Work required - Return the listing in full. Keep every word as it stands.

+++ Dataset entries +++

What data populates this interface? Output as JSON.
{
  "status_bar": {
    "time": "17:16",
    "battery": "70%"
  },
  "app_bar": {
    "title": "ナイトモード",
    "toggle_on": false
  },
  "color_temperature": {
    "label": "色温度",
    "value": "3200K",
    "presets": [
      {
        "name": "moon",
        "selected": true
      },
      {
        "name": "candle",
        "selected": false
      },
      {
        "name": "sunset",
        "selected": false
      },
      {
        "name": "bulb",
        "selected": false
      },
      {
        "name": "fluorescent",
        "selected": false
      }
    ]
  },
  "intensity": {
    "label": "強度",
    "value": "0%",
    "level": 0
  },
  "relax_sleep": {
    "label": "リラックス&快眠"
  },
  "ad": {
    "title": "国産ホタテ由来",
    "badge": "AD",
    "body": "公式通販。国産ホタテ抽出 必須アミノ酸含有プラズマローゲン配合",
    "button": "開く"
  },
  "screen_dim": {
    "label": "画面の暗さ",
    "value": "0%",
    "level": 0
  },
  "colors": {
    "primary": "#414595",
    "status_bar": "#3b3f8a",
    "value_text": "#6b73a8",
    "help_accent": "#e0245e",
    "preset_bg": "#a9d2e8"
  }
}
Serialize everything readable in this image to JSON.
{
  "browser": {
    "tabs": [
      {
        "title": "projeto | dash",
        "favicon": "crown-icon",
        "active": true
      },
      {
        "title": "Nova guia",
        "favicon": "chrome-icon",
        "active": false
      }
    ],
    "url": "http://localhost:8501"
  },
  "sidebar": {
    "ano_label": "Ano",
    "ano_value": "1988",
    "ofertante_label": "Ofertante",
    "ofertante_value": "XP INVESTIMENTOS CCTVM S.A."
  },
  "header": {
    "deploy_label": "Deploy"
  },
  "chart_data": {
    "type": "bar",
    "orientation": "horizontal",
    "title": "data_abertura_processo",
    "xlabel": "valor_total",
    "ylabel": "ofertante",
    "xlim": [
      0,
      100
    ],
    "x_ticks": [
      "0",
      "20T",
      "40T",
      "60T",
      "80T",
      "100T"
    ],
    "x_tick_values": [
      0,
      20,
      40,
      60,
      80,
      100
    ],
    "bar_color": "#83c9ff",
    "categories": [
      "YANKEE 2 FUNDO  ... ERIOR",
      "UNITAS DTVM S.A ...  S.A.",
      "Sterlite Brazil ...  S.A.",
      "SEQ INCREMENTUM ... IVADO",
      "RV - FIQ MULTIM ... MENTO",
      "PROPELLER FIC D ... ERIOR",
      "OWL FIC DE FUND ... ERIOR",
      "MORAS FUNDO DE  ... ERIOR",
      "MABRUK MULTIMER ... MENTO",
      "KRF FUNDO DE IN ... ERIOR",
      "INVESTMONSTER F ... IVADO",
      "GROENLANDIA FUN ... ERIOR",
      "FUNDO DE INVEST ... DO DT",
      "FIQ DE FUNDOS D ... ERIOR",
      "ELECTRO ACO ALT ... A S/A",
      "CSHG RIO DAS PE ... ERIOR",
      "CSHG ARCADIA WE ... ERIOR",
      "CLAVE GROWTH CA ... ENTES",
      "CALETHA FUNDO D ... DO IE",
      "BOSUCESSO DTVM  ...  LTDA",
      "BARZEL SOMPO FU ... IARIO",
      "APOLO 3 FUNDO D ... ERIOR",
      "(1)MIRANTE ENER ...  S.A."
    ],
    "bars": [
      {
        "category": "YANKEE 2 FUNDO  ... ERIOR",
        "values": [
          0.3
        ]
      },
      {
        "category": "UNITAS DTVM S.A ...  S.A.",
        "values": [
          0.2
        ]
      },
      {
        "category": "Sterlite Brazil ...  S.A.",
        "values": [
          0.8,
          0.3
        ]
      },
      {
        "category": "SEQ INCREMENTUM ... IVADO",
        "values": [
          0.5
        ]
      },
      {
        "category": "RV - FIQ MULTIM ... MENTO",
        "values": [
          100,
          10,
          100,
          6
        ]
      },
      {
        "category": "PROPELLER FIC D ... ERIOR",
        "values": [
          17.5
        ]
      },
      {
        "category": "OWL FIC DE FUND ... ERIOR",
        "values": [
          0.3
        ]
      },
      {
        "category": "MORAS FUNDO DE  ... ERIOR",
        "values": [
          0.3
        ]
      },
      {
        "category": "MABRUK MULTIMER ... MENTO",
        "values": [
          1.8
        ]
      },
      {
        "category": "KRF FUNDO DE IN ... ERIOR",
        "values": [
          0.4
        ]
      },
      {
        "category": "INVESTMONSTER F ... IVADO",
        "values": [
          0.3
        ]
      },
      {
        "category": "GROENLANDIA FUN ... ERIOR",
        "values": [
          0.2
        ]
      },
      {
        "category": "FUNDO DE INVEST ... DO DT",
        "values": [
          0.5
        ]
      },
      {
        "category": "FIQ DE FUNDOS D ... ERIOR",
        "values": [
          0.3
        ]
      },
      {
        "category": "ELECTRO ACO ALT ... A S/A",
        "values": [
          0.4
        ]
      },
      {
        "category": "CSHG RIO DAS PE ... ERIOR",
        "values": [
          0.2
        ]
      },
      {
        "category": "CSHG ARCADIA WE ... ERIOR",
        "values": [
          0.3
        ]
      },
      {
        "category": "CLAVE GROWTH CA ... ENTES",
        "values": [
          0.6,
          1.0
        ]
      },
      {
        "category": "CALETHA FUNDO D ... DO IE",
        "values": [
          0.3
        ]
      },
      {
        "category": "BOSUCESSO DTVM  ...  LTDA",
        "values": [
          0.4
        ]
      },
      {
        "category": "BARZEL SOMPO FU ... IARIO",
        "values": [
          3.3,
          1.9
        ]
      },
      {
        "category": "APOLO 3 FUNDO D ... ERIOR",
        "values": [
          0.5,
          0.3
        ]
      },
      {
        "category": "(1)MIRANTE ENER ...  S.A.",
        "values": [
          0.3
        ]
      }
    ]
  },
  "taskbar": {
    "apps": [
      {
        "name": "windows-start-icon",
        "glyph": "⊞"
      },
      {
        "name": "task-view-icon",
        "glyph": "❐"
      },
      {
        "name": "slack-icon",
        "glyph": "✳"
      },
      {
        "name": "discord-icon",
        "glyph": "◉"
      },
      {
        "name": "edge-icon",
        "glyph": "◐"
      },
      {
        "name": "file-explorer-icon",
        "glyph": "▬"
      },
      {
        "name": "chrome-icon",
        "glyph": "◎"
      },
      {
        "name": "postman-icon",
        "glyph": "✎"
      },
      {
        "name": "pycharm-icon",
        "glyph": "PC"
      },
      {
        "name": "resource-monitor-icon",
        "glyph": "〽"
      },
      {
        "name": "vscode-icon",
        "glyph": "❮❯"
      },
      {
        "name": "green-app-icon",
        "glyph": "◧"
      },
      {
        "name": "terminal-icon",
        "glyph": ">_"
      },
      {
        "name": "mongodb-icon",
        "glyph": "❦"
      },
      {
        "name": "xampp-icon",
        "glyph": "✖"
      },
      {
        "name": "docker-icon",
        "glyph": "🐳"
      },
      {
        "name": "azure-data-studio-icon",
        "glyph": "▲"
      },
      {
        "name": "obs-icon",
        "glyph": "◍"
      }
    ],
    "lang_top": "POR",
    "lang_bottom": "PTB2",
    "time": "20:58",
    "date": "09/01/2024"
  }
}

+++

Written response -
What data populates this interface? Output as JSON.
{
  "status_bar": {
    "time": "17:16",
    "battery": "70%"
  },
  "app_bar": {
    "title": "ナイトモード",
    "toggle_on": false
  },
  "color_temperature": {
    "label": "色温度",
    "value": "3200K",
    "presets": [
      {
        "name": "moon",
        "selected": true
      },
      {
        "name": "candle",
        "selected": false
      },
      {
        "name": "sunset",
        "selected": false
      },
      {
        "name": "bulb",
        "selected": false
      },
      {
        "name": "fluorescent",
        "selected": false
      }
    ]
  },
  "intensity": {
    "label": "強度",
    "value": "0%",
    "level": 0
  },
  "relax_sleep": {
    "label": "リラックス&快眠"
  },
  "ad": {
    "title": "国産ホタテ由来",
    "badge": "AD",
    "body": "公式通販。国産ホタテ抽出 必須アミノ酸含有プラズマローゲン配合",
    "button": "開く"
  },
  "screen_dim": {
    "label": "画面の暗さ",
    "value": "0%",
    "level": 0
  },
  "colors": {
    "primary": "#414595",
    "status_bar": "#3b3f8a",
    "value_text": "#6b73a8",
    "help_accent": "#e0245e",
    "preset_bg": "#a9d2e8"
  }
}
Serialize everything readable in this image to JSON.
{
  "browser": {
    "tabs": [
      {
        "title": "projeto | dash",
        "favicon": "crown-icon",
        "active": true
      },
      {
        "title": "Nova guia",
        "favicon": "chrome-icon",
        "active": false
      }
    ],
    "url": "http://localhost:8501"
  },
  "sidebar": {
    "ano_label": "Ano",
    "ano_value": "1988",
    "ofertante_label": "Ofertante",
    "ofertante_value": "XP INVESTIMENTOS CCTVM S.A."
  },
  "header": {
    "deploy_label": "Deploy"
  },
  "chart_data": {
    "type": "bar",
    "orientation": "horizontal",
    "title": "data_abertura_processo",
    "xlabel": "valor_total",
    "ylabel": "ofertante",
    "xlim": [
      0,
      100
    ],
    "x_ticks": [
      "0",
      "20T",
      "40T",
      "60T",
      "80T",
      "100T"
    ],
    "x_tick_values": [
      0,
      20,
      40,
      60,
      80,
      100
    ],
    "bar_color": "#83c9ff",
    "categories": [
      "YANKEE 2 FUNDO  ... ERIOR",
      "UNITAS DTVM S.A ...  S.A.",
      "Sterlite Brazil ...  S.A.",
      "SEQ INCREMENTUM ... IVADO",
      "RV - FIQ MULTIM ... MENTO",
      "PROPELLER FIC D ... ERIOR",
      "OWL FIC DE FUND ... ERIOR",
      "MORAS FUNDO DE  ... ERIOR",
      "MABRUK MULTIMER ... MENTO",
      "KRF FUNDO DE IN ... ERIOR",
      "INVESTMONSTER F ... IVADO",
      "GROENLANDIA FUN ... ERIOR",
      "FUNDO DE INVEST ... DO DT",
      "FIQ DE FUNDOS D ... ERIOR",
      "ELECTRO ACO ALT ... A S/A",
      "CSHG RIO DAS PE ... ERIOR",
      "CSHG ARCADIA WE ... ERIOR",
      "CLAVE GROWTH CA ... ENTES",
      "CALETHA FUNDO D ... DO IE",
      "BOSUCESSO DTVM  ...  LTDA",
      "BARZEL SOMPO FU ... IARIO",
      "APOLO 3 FUNDO D ... ERIOR",
      "(1)MIRANTE ENER ...  S.A."
    ],
    "bars": [
      {
        "category": "YANKEE 2 FUNDO  ... ERIOR",
        "values": [
          0.3
        ]
      },
      {
        "category": "UNITAS DTVM S.A ...  S.A.",
        "values": [
          0.2
        ]
      },
      {
        "category": "Sterlite Brazil ...  S.A.",
        "values": [
          0.8,
          0.3
        ]
      },
      {
        "category": "SEQ INCREMENTUM ... IVADO",
        "values": [
          0.5
        ]
      },
      {
        "category": "RV - FIQ MULTIM ... MENTO",
        "values": [
          100,
          10,
          100,
          6
        ]
      },
      {
        "category": "PROPELLER FIC D ... ERIOR",
        "values": [
          17.5
        ]
      },
      {
        "category": "OWL FIC DE FUND ... ERIOR",
        "values": [
          0.3
        ]
      },
      {
        "category": "MORAS FUNDO DE  ... ERIOR",
        "values": [
          0.3
        ]
      },
      {
        "category": "MABRUK MULTIMER ... MENTO",
        "values": [
          1.8
        ]
      },
      {
        "category": "KRF FUNDO DE IN ... ERIOR",
        "values": [
          0.4
        ]
      },
      {
        "category": "INVESTMONSTER F ... IVADO",
        "values": [
          0.3
        ]
      },
      {
        "category": "GROENLANDIA FUN ... ERIOR",
        "values": [
          0.2
        ]
      },
      {
        "category": "FUNDO DE INVEST ... DO DT",
        "values": [
          0.5
        ]
      },
      {
        "category": "FIQ DE FUNDOS D ... ERIOR",
        "values": [
          0.3
        ]
      },
      {
        "category": "ELECTRO ACO ALT ... A S/A",
        "values": [
          0.4
        ]
      },
      {
        "category": "CSHG RIO DAS PE ... ERIOR",
        "values": [
          0.2
        ]
      },
      {
        "category": "CSHG ARCADIA WE ... ERIOR",
        "values": [
          0.3
        ]
      },
      {
        "category": "CLAVE GROWTH CA ... ENTES",
        "values": [
          0.6,
          1.0
        ]
      },
      {
        "category": "CALETHA FUNDO D ... DO IE",
        "values": [
          0.3
        ]
      },
      {
        "category": "BOSUCESSO DTVM  ...  LTDA",
        "values": [
          0.4
        ]
      },
      {
        "category": "BARZEL SOMPO FU ... IARIO",
        "values": [
          3.3,
          1.9
        ]
      },
      {
        "category": "APOLO 3 FUNDO D ... ERIOR",
        "values": [
          0.5,
          0.3
        ]
      },
      {
        "category": "(1)MIRANTE ENER ...  S.A.",
        "values": [
          0.3
        ]
      }
    ]
  },
  "taskbar": {
    "apps": [
      {
        "name": "windows-start-icon",
        "glyph": "⊞"
      },
      {
        "name": "task-view-icon",
        "glyph": "❐"
      },
      {
        "name": "slack-icon",
        "glyph": "✳"
      },
      {
        "name": "discord-icon",
        "glyph": "◉"
      },
      {
        "name": "edge-icon",
        "glyph": "◐"
      },
      {
        "name": "file-explorer-icon",
        "glyph": "▬"
      },
      {
        "name": "chrome-icon",
        "glyph": "◎"
      },
      {
        "name": "postman-icon",
        "glyph": "✎"
      },
      {
        "name": "pycharm-icon",
        "glyph": "PC"
      },
      {
        "name": "resource-monitor-icon",
        "glyph": "〽"
      },
      {
        "name": "vscode-icon",
        "glyph": "❮❯"
      },
      {
        "name": "green-app-icon",
        "glyph": "◧"
      },
      {
        "name": "terminal-icon",
        "glyph": ">_"
      },
      {
        "name": "mongodb-icon",
        "glyph": "❦"
      },
      {
        "name": "xampp-icon",
        "glyph": "✖"
      },
      {
        "name": "docker-icon",
        "glyph": "🐳"
      },
      {
        "name": "azure-data-studio-icon",
        "glyph": "▲"
      },
      {
        "name": "obs-icon",
        "glyph": "◍"
      }
    ],
    "lang_top": "POR",
    "lang_bottom": "PTB2",
    "time": "20:58",
    "date": "09/01/2024"
  }
}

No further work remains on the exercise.